Cal Poly San Luis Obispo finished 2nd at the Section Championship and was excited for play to start in Orlando. The team had a mix of veteran TOC players and some fresh blood who proved to be serious assets during the tournament.
In pool play, Cal Poly faced Northeastern, Rice, and University of Maryland Baltimore County. They cruised through all three matches and found themselves in the Gold Bracket on Friday morning playing against the 2016 National Champion Auburn. Many credited Auburn’s 2016 victory to the strength of one former varsity player who was dominant in women’s singles and mixed doubles through the tournament. By the end of day 1, everyone at the tournament site knew this girl was back, and that she brought her little sister to the team with her.
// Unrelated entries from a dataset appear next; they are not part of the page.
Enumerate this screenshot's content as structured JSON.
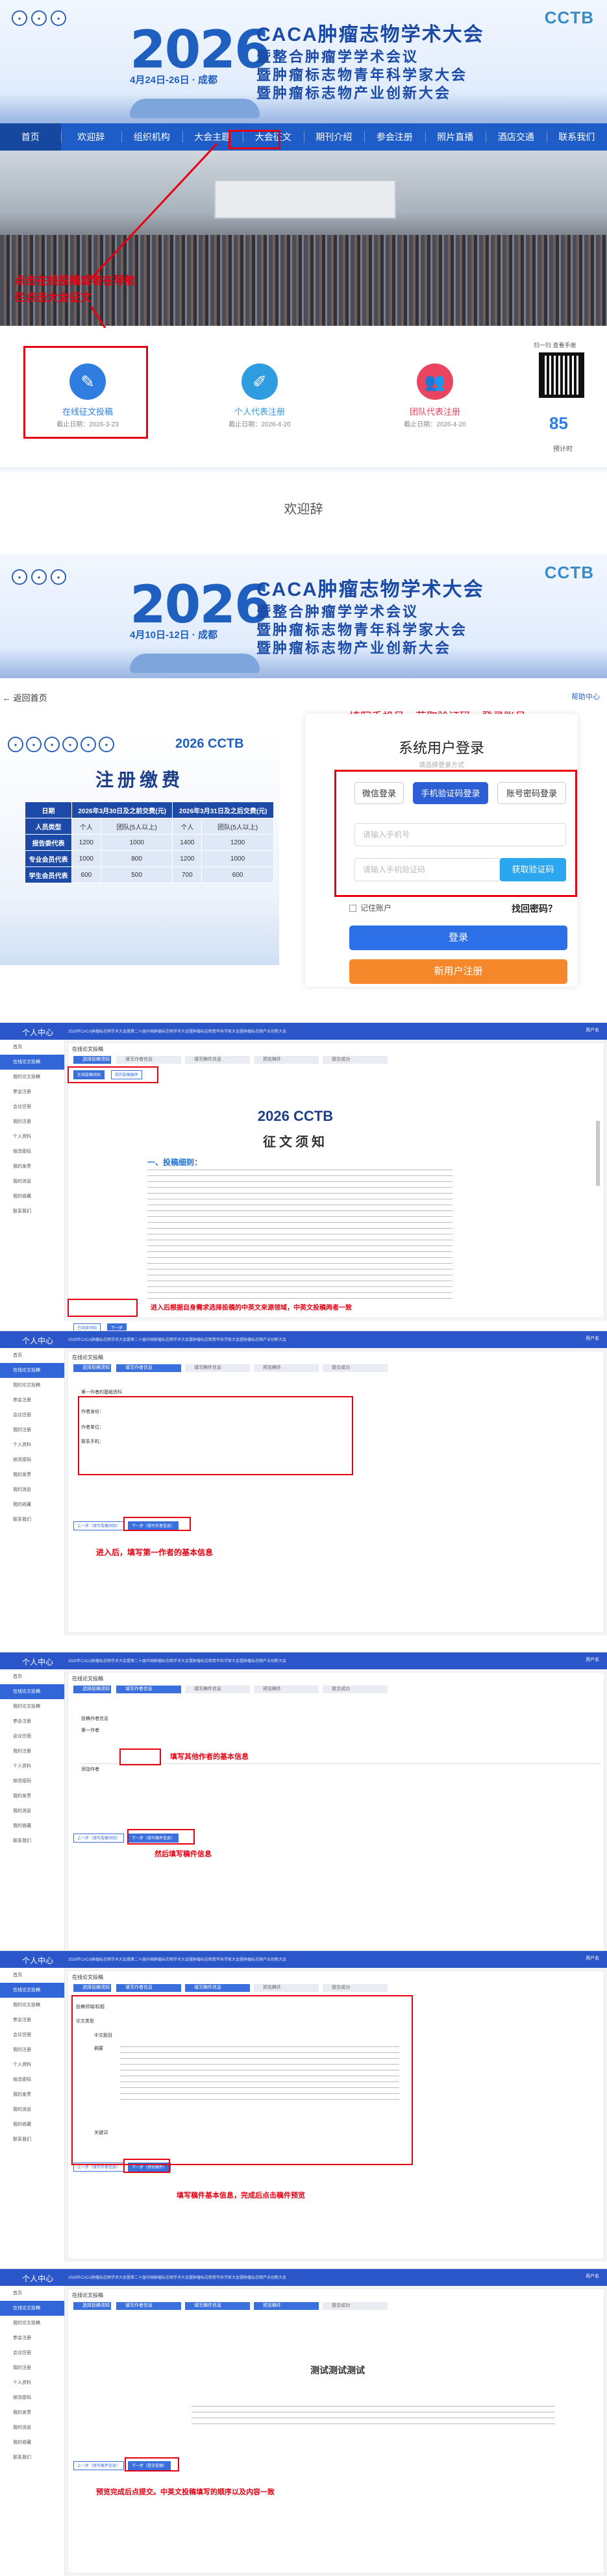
{
  "section1": {
    "banner": {
      "year": "2026",
      "dates": "4月24日-26日 · 成都",
      "title": "CACA肿瘤志物学术大会",
      "sub1": "暨整合肿瘤学学术会议",
      "sub2": "暨肿瘤标志物青年科学家大会",
      "sub3": "暨肿瘤标志物产业创新大会",
      "brand": "CCTB"
    },
    "nav": [
      "首页",
      "欢迎辞",
      "组织机构",
      "大会主题",
      "大会征文",
      "期刊介绍",
      "参会注册",
      "照片直播",
      "酒店交通",
      "联系我们"
    ],
    "callout": "点击在线投稿或者在导航栏点击大会征文",
    "entries": [
      {
        "title": "在线征文投稿",
        "date": "截止日期：2026-3-23"
      },
      {
        "title": "个人代表注册",
        "date": "截止日期：2026-4-20"
      },
      {
        "title": "团队代表注册",
        "date": "截止日期：2026-4-20"
      }
    ],
    "qr": {
      "caption": "扫一扫 查看手册",
      "count": "85",
      "count_label": "预计时"
    },
    "welcome": "欢迎辞"
  },
  "section2": {
    "banner": {
      "year": "2026",
      "dates": "4月10日-12日 · 成都",
      "title": "CACA肿瘤志物学术大会",
      "sub1": "暨整合肿瘤学学术会议",
      "sub2": "暨肿瘤标志物青年科学家大会",
      "sub3": "暨肿瘤标志物产业创新大会",
      "brand": "CCTB"
    },
    "back": "返回首页",
    "help": "帮助中心",
    "annotation": "填写手机号，获取验证码，登录账号",
    "login": {
      "title": "系统用户登录",
      "subtitle": "请选择登录方式",
      "tabs": [
        "微信登录",
        "手机验证码登录",
        "账号密码登录"
      ],
      "phone_placeholder": "请输入手机号",
      "code_placeholder": "请输入手机验证码",
      "get_code": "获取验证码",
      "remember": "记住账户",
      "forgot": "找回密码？",
      "login_btn": "登录",
      "register_btn": "新用户注册"
    },
    "fee": {
      "title": "注册缴费",
      "brand": "2026 CCTB",
      "head": [
        "日期",
        "2026年3月30日及之前交费(元)",
        "2026年3月31日及之后交费(元)"
      ],
      "sub": [
        "人员类型",
        "个人",
        "团队(5人以上)",
        "个人",
        "团队(5人以上)"
      ],
      "rows": [
        [
          "报告委代表",
          "1200",
          "1000",
          "1400",
          "1200"
        ],
        [
          "专业会员代表",
          "1000",
          "800",
          "1200",
          "1000"
        ],
        [
          "学生会员代表",
          "600",
          "500",
          "700",
          "600"
        ]
      ]
    }
  },
  "admin": {
    "title": "个人中心",
    "header_text": "2026年CACA肿瘤标志物学术大会暨第二十届中国肿瘤标志物学术大会暨肿瘤标志物青年科学家大会暨肿瘤标志物产业创新大会",
    "user": "用户名",
    "badge": "★ 会议管理员",
    "sidebar": [
      "首页",
      "在线论文投稿",
      "我的论文投稿",
      "参会注册",
      "会议住宿",
      "我的注册",
      "个人资料",
      "修改密码",
      "我的发票",
      "我的消息",
      "我的收藏",
      "联系我们"
    ],
    "screen1": {
      "page": "在线论文投稿",
      "steps": [
        "选择投稿须知",
        "填写作者信息",
        "填写稿件信息",
        "预览稿件",
        "提交成功"
      ],
      "subtabs": [
        "在线投稿须知",
        "我的投稿稿件"
      ],
      "notice_title": "征文须知",
      "notice_sections": [
        "一、投稿细则："
      ],
      "read_label": "已阅读须知",
      "next": "下一步",
      "note": "进入后根据自身需求选择投稿的中英文来源领域，中英文投稿两者一致"
    },
    "screen2": {
      "page": "在线论文投稿",
      "q1": "第一作者的基础资料",
      "q2": "作者身份：",
      "q3": "作者单位：",
      "q4": "联系手机：",
      "prev": "上一步（填写投稿须知）",
      "next": "下一步（填写作者信息）",
      "note": "进入后，填写第一作者的基本信息"
    },
    "screen3": {
      "page": "在线论文投稿",
      "q1": "投稿作者信息",
      "q2": "第一作者",
      "add": "添加作者",
      "prev": "上一步（填写投稿须知）",
      "next": "下一步（填写稿件信息）",
      "note1": "填写其他作者的基本信息",
      "note2": "然后填写稿件信息"
    },
    "screen4": {
      "page": "在线论文投稿",
      "field1": "投稿领域/标题",
      "field2": "论文类型",
      "field3": "中文题目",
      "field4": "摘要",
      "field5": "关键词",
      "prev": "上一步（填写作者信息）",
      "next": "下一步（预览稿件）",
      "note": "填写稿件基本信息，完成后点击稿件预览"
    },
    "screen5": {
      "page": "在线论文投稿",
      "title": "测试测试测试",
      "prev": "上一步（填写稿件信息）",
      "submit": "下一步（提交投稿）",
      "note": "预览完成后点提交。中英文投稿填写的顺序以及内容一致"
    }
  },
  "colors": {
    "primary": "#1e5cc7",
    "accent": "#e60012",
    "orange": "#f5882a"
  }
}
The Mustangs knew what they were up against, both with Auburn and their history at the Championship. For the past three years, Cal Poly had lost in the first round of the Gold Bracket, but the Mustangs were determined to break the streak. President Alex Braksator loaded the team up with Starbucks early Saturday morning, so the Mustangs started the match caffeinated and ready. Women’s doubles pulled out a quick 6-0 win. The team struggled in Men’s Doubles, but turned things around after a mid-set substitution. The match standout was Jenna Bloom, who played women’s singles against the feared Auburn player. She played hard and fast from the baseline, and earned a 6-1 win. Adam Langevin played an arduous match in men’s singles, but was able to add six games to the Mustangs’ lead. Cal Poly closed the door on Auburn in a fiery set of mixed doubles, breaking the three year curse in the Gold Bracket.
Their next opponent was UCSD, which the team ended up losing in a hard-fought battle. They played Illinois and Cornell in the Northern portion of the Gold Bracket backdraw. Cal Poly went into these matches focusing on the team camaraderie and allowing all players to compete in the final matches. The Mustangs finished 8th in the country.
San Diego State earned their bid to the National Championship at the 2017 Spring Invitational. While the Aztecs were not playing with the complete roster from the Spring Invite, this group of Aztecs did not disappoint. Since the team did not earn a bid to the championship from their finish at the Section championship, the Aztecs were placed as the number 4 team in their pool. In their first match of the tournament – an early 8 a.m. match – the Aztecs played the number one team in their pool Columbia. They ended up winning this match in a Super Tiebreaker. They then had to face the eventual national champions Ohio State, where they put up a good fight, but lost 16-24. They finished out pool play against Colorado School of the Mines, putting the Aztecs into the Silver Bracket.
First up, the not to be underestimated 2017 Gold Bracket semifinalists Minnesota. Not a problem. Aztecs win 26-18. In the quarterfinals, they faced a rowdy team from Rutgers and won without dropping a set. In the semifinals, Wisconsin was the team’s next victim. It was a much tighter match, but the team came together and pulled out a 26-24 win. In the final, San Diego State battled against Florida, but one player from the Gators proved to be too much in men’s singles and mixed doubles. SDSU fell to Florida in the final of the Silver Bracket, but finished as the 18th best school in the nation.
In the end, the Southern California teams left Orlando with a lot to be proud of. The tennis was incredibly memorable, but it’s the time spent with their teammates that TOC SoCal players will take with them forever.
For more information on the USTA’s Tennis On Campus National Championship, click here.